## Where To Go From Here?

I hope you enjoyed this tutorial on making a Swift Binary Tree data structure!

Here is a Swift playground with the above code. You can also find alternative implementations and further discussion in the Binary Search Tree section of the Swift Algorithm Club repository.

This was just one of the many algorithms in the Swift Algorithm Club repository. If you're interested in more, check out the repo.

It's in your best interest to know about algorithms and data structures - they're solutions to many real world problems, and are frequently asked as interview questions. Plus it's fun!

So stay tuned for many more tutorials from the Swift Algorithm club in the future. In the meantime, if you have any questions on implementing trees in Swift, please join the forum discussion below!
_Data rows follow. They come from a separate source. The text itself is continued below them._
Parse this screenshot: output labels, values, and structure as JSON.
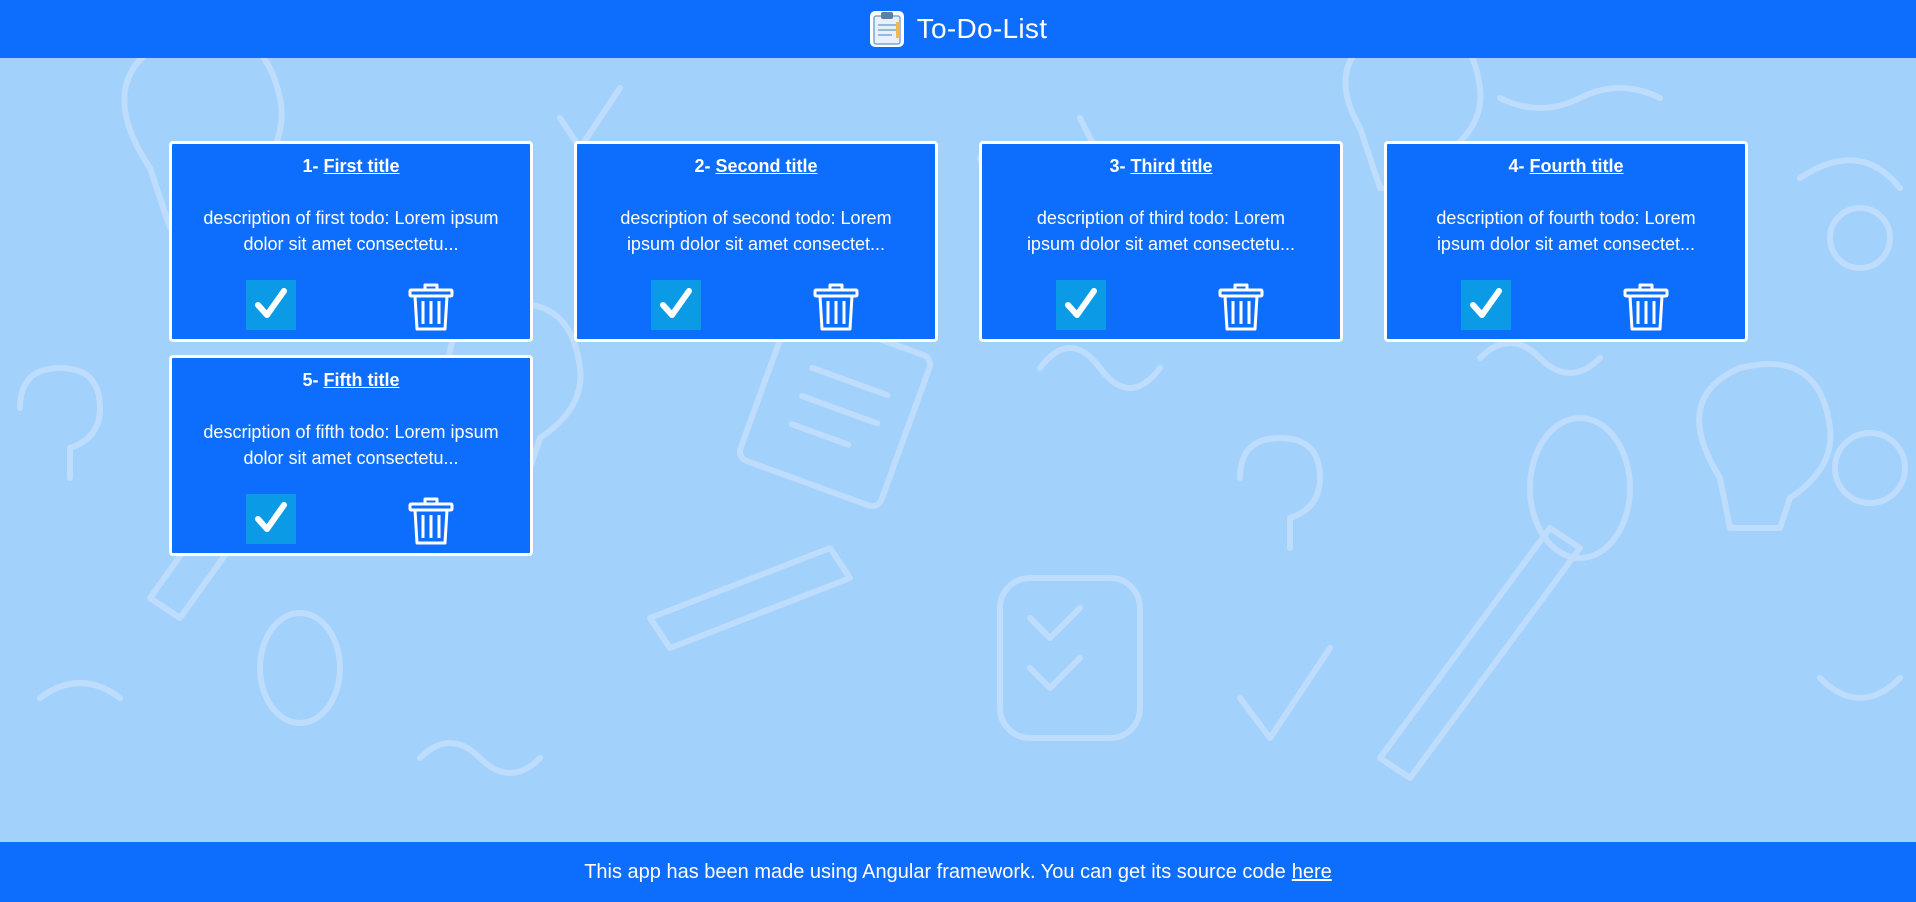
{
  "header": {
    "title": "To-Do-List",
    "logo_icon": "clipboard-icon"
  },
  "todos": [
    {
      "number": "1-",
      "title": "First title",
      "description": "description of first todo: Lorem ipsum dolor sit amet consectetu..."
    },
    {
      "number": "2-",
      "title": "Second title",
      "description": "description of second todo: Lorem ipsum dolor sit amet consectet..."
    },
    {
      "number": "3-",
      "title": "Third title",
      "description": "description of third todo: Lorem ipsum dolor sit amet consectetu..."
    },
    {
      "number": "4-",
      "title": "Fourth title",
      "description": "description of fourth todo: Lorem ipsum dolor sit amet consectet..."
    },
    {
      "number": "5-",
      "title": "Fifth title",
      "description": "description of fifth todo: Lorem ipsum dolor sit amet consectetu..."
    }
  ],
  "card_actions": {
    "done_icon": "checkmark-icon",
    "delete_icon": "trash-icon"
  },
  "footer": {
    "text": "This app has been made using Angular framework. You can get its source code",
    "link_label": "here"
  },
  "colors": {
    "primary": "#0d6efd",
    "background": "#a2d1fc",
    "done_button": "#0b9be6",
    "card_border": "#ffffff"
  }
}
*Note:*The Swift Algorithm Club is always looking for more contributors. If you've got an interesting data structure, algorithm, or even an interview question to share, don't hesitate to contribute! To learn more about the contribution process, check out our Join the Swift Algorithm Club article.

If you enjoyed what you learned in this tutorial, why not check out our Data Structures and Algorithms in Swift book, available on our store?

In *Data Structures and Algorithms in Swift*, you’ll learn how to implement the most popular and useful data structures and when and why you should use one particular datastructure or algorithm over another. This set of basic data structures and algorithms will serve as an excellent foundation for building more complex and special-purpose constructs.

As well, the high-level expressiveness of Swift makes it an ideal choice for learning these core concepts without sacrificing performance.

- You’ll start with the fundamental structures of linked lists, queues and stacks, and see how to implement them in a highly Swift-like way.
- Move on to working with various types of trees, including general purpose trees, binary trees, AVL trees, binary search trees and tries.
- Go beyond bubble and insertion sort with better-performing algorithms, including mergesort, radix sort, heap sort and quicksort.
- Learn how to construct directed, non-directed and weighted graphs to represent many real-world models, and traverse graphs and trees efficiently with breadth-first, depth-first, Dijkstra’s and Prim’s algorithms to solve problems such as finding the shortest path or lowest cost in a network.
- And much, much more!

By the end of this book, you’ll have hands-on experience solving common issues with data structures and algorithms — and you’ll be well on your way to developing your own efficient and useful implementations.